Dreary daughters are dragging down some of TV’s best shows
BY LORI RACKL TV Criticemail@example.com November 26, 2012 7:42PM
Connie Nielsen (left) and Hannah Ware on "Boss" on Starz.
Updated: December 28, 2012 6:07AM
Forget Abu Nazir. The real threat on “Homeland” is Brody’s teenage daughter, Dana, who’s been hijacking the plot this season with her high school romance and hit-and-run drama.
Morgan Saylor, who plays Nicholas and Jessica Brody’s long-faced, longer-locked eldest child, is a fine actress. But her character is like a speedbump on the autobahn, slowing down the action on the high-octane Showtime hit.
Dana’s bigger role in season two is worrisome because it makes it easier for “Homeland” to veer off into dangerous territory. After all, the creators of this Emmy magnet also gave us the most annoying, plot-disruptive daughter in TV history, “24’s” Kim Bauer.
Here’s a look at five other television daughters who deserve a timeout:
‘The Good Wife’
Remember that ridiculous episode last season when the Florricks’ daughter Grace (Makenzie Vega) went missing and everyone had to get their Liam Neeson on and try to find her? Turned out the teen hadn’t been kidnapped. The little rascal was just at church, getting baptized. Looks like another memo titled “Give Grace a storyline” is circulating around the writers’ room of the CBS show. A recent episode set the stage for the Good Daughter to fall for a bad boy, resulting in yet another contrived storyline involving the Florrick kids. Let’s hope the Degrassi dies down soon so we can get back to the campaign and the courtroom.
The esteemed Earl and Countess of Grantham have three daughters: Lady Mary, Lady Sybil and Lady Edith. Or as “Saturday Night Live” dubbed them: Hot, Way Hot and The Other One. Way Hot is way too righteous, a class-blind, selfless nurse and suffragette who can do no wrong, and that’s no fun. Sybil (Jessica Brown Findlay) may be able to rock a pair of harem pants, but I’d rather the PBS period piece keep the Highclere Castle cameras focused on Mary (Michelle Dockery) and her men or, to a lesser degree, the delightfully insecure Edith (Laura Carmichael) as an early 20th century British Jan Brady.
You’d think a conniving momster like Victoria Grayson would have a daughter who’s at least interesting. But Charlotte (Christa B. Allen) is just another pretty face on this ABC drama chock full of pretty faces. Even when the writers throw Charlotte a dramatic bone — Overdose on pills! Fight with your parents for the 10,000th time! — it falls flat. As if Charlotte wasn’t already as unwatchable as a solar eclipse, it looks like she’s resurrecting her romance with Declan, the only character on the show lamer than she is.
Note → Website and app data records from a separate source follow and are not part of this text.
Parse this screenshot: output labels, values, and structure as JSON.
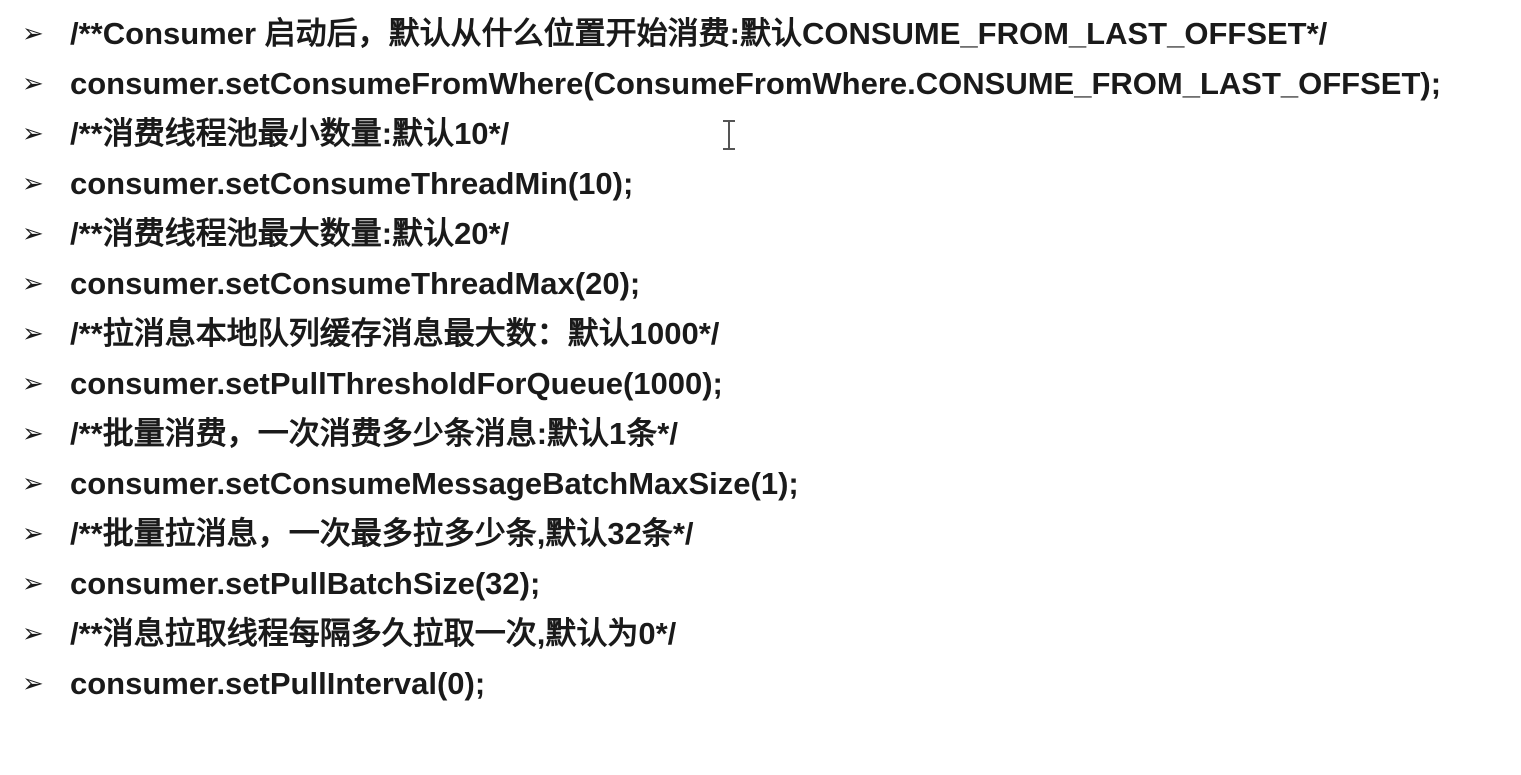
{
  "slide": {
    "bullet_marker": "➢",
    "items": [
      "/**Consumer 启动后，默认从什么位置开始消费:默认CONSUME_FROM_LAST_OFFSET*/",
      "consumer.setConsumeFromWhere(ConsumeFromWhere.CONSUME_FROM_LAST_OFFSET);",
      "/**消费线程池最小数量:默认10*/",
      "consumer.setConsumeThreadMin(10);",
      "/**消费线程池最大数量:默认20*/",
      "consumer.setConsumeThreadMax(20);",
      "/**拉消息本地队列缓存消息最大数：默认1000*/",
      "consumer.setPullThresholdForQueue(1000);",
      "/**批量消费，一次消费多少条消息:默认1条*/",
      "consumer.setConsumeMessageBatchMaxSize(1);",
      "/**批量拉消息，一次最多拉多少条,默认32条*/",
      "consumer.setPullBatchSize(32);",
      "/**消息拉取线程每隔多久拉取一次,默认为0*/",
      "consumer.setPullInterval(0);"
    ]
  }
}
‘Game of Thrones’
Lady Catelyn and Lord Eddard Stark begat two very different daughters on HBO’s fantasy epic. The youngest is a plucky little tomboy named Arya (Maisie Williams), whose big sis is the vain, prissy Sansa (Sophie Turner). Young Arya is like a medieval Emily Thorne, disguising herself as someone else, swordfighting her way through the Seven Kingdoms of Westeros and hell-bent on getting revenge on those who’ve wronged her. Sansa is the polar opposite: a passive, sulky damsel in distress who’s always whining or crying. Off with her head!
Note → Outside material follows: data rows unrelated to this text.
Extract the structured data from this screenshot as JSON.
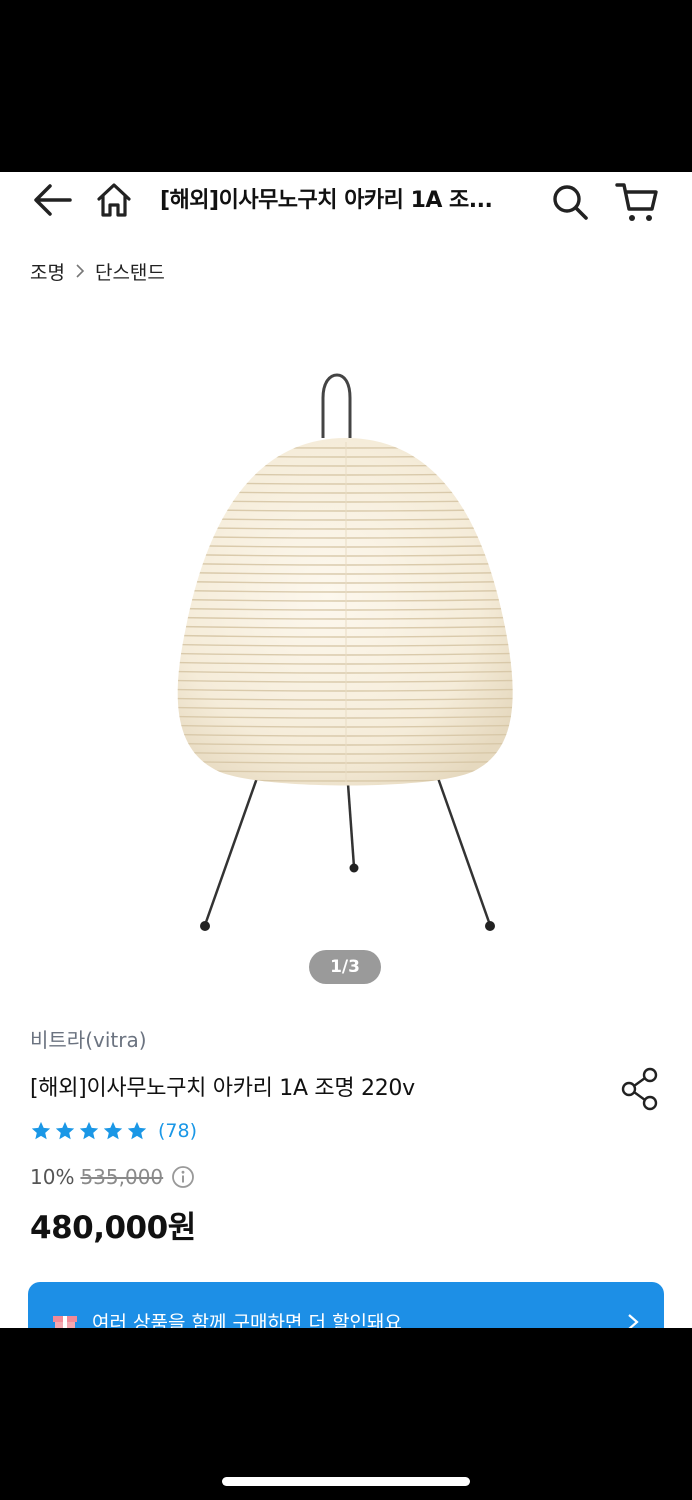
{
  "header": {
    "title": "[해외]이사무노구치 아카리 1A 조...",
    "icons": [
      "back-arrow-icon",
      "home-icon",
      "search-icon",
      "cart-icon"
    ]
  },
  "breadcrumb": {
    "items": [
      "조명",
      "단스탠드"
    ]
  },
  "gallery": {
    "pager": "1/3"
  },
  "product": {
    "brand": "비트라(vitra)",
    "name": "[해외]이사무노구치 아카리 1A 조명 220v",
    "rating_stars": 5,
    "review_count": "(78)",
    "discount": "10%",
    "original_price": "535,000",
    "price": "480,000원"
  },
  "promo": {
    "text": "여러 상품을 함께 구매하면 더 할인돼요"
  },
  "colors": {
    "accent": "#1d8fe6",
    "star": "#1a97e6",
    "lamp_paper": "#f7efdf"
  }
}
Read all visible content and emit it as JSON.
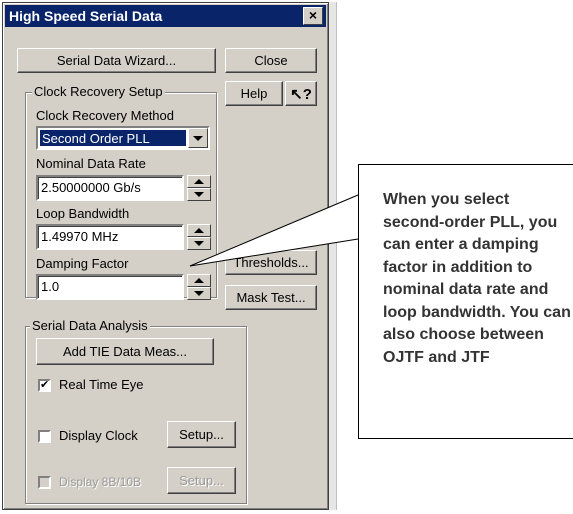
{
  "dialog": {
    "title": "High Speed Serial Data",
    "close_x": "×",
    "wizard_button": "Serial Data Wizard...",
    "close_button": "Close",
    "help_button": "Help",
    "help_cursor_glyph": "↖?",
    "thresholds_button": "Thresholds...",
    "mask_test_button": "Mask Test..."
  },
  "clock_recovery": {
    "group_label": "Clock Recovery Setup",
    "method_label": "Clock Recovery Method",
    "method_value": "Second Order PLL",
    "nominal_rate_label": "Nominal Data Rate",
    "nominal_rate_value": "2.50000000 Gb/s",
    "loop_bw_label": "Loop Bandwidth",
    "loop_bw_value": "1.49970 MHz",
    "damping_label": "Damping Factor",
    "damping_value": "1.0"
  },
  "serial_analysis": {
    "group_label": "Serial Data Analysis",
    "add_tie_button": "Add TIE Data Meas...",
    "real_time_eye_label": "Real Time Eye",
    "real_time_eye_checked": true,
    "display_clock_label": "Display Clock",
    "display_clock_checked": false,
    "display_clock_setup": "Setup...",
    "display_8b10b_label": "Display 8B/10B",
    "display_8b10b_setup": "Setup..."
  },
  "callout": {
    "text": "When you select second-order PLL, you can enter a damping factor in addition to nominal data rate and loop bandwidth. You can also choose between OJTF and JTF"
  },
  "icons": [
    "close-icon",
    "help-cursor-icon",
    "dropdown-arrow-icon",
    "spin-up-icon",
    "spin-down-icon",
    "checkmark-icon"
  ]
}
Throughout the two seasons of Starz’s recently canceled political drama about Chicago Mayor Tom Kane, the mayor’s grown — but far from grown-up — daughter has never made sense. One minute Emma Kane is the world’s most uninspired pastor. Then she’s the world’s most unconvincing drug addict. But you could bet Emma’s last pair of TOMS that she’d always be the angry, estranged offspring, a shtick that wore thin fast. Maybe that’s why I didn’t feel bad when Dad shipped her off to the hoosegow to score political points. As for actress Hannah Ware’s accent, it’s about as Chicago as ketchup on a red hot.